Microplastics enter water bodies through different pathways, including atmospheric deposition, run-off from contaminated land or through municipal wastewater.
Microplastics come in a large variety of sizes, colours and chemical compositions, and include fibres, fragments, pellets, flakes, sheets or foams.
Microfibres, which have been reported as the most abundant type of microplastics in wastewater and freshwaters, are of particular concern. They have been identified in the intestinal tract of zooplankton, river-bed organisms, and mussels.

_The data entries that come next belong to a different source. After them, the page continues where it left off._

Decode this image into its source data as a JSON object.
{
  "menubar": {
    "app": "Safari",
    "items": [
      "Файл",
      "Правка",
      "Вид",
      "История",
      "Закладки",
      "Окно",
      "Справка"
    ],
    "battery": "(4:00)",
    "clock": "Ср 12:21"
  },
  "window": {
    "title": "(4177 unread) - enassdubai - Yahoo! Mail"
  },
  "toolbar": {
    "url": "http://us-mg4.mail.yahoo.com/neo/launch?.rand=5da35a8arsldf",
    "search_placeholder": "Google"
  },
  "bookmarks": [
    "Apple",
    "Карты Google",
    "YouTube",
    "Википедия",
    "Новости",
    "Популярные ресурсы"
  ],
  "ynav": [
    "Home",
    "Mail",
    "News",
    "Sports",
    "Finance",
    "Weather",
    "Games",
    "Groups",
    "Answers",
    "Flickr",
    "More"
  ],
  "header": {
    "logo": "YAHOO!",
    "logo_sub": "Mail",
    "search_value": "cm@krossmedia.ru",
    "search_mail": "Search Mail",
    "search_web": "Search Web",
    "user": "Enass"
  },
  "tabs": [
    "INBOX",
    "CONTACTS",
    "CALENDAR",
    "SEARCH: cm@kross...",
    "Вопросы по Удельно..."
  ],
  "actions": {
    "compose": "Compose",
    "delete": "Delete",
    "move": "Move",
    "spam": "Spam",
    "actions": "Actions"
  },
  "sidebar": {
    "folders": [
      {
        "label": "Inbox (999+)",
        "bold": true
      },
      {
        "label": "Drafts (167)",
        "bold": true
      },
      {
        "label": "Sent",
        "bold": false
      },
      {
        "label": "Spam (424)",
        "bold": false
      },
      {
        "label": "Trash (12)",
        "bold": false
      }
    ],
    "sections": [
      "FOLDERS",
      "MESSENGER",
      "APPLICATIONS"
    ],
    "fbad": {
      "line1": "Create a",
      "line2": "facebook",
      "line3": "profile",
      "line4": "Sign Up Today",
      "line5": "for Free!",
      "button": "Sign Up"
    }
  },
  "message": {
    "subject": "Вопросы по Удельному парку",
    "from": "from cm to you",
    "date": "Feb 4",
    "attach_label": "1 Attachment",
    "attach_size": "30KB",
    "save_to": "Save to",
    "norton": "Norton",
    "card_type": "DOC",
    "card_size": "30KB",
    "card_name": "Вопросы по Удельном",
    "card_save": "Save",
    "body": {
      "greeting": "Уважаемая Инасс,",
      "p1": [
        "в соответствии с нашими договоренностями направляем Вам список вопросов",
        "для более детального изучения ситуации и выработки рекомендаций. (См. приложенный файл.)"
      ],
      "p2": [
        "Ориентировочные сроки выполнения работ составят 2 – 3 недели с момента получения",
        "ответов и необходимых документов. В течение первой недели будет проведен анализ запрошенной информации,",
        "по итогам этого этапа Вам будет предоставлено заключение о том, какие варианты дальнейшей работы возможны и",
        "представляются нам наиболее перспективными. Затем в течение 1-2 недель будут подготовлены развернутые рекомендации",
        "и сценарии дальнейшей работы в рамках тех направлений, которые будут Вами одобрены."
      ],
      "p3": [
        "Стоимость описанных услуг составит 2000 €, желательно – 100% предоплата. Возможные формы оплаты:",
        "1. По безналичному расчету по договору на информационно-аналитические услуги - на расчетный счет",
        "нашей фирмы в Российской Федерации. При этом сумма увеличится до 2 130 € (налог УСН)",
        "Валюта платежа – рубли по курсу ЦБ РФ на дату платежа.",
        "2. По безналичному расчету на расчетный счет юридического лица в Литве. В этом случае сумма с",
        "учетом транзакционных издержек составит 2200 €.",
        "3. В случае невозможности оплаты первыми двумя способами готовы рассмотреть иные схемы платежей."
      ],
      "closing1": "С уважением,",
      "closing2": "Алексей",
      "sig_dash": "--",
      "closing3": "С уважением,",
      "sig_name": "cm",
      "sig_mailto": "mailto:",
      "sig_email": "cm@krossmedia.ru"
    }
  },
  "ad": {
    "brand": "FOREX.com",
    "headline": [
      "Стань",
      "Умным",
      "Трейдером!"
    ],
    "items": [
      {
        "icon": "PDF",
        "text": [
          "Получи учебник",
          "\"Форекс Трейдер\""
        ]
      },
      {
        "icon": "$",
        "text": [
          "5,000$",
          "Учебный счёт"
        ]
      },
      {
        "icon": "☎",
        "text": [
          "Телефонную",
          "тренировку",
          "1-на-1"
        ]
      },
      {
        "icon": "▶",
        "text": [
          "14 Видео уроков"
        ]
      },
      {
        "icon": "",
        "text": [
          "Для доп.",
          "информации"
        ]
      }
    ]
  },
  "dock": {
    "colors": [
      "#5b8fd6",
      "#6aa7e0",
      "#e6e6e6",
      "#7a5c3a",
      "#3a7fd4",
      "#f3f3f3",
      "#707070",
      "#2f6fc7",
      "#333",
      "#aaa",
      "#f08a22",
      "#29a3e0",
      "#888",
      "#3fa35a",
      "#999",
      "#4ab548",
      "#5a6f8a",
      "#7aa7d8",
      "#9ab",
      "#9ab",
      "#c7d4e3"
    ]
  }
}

An ongoing study, provisionally titled ‘Assessing available technologies and providing a toolkit of options of technologies to remove plastic, microplastic and microfibres from wastewater and sludge’ is a collaboration between UN Environment Programme (UNEP) and the International Water Management Institute.
The study will be launched later this year.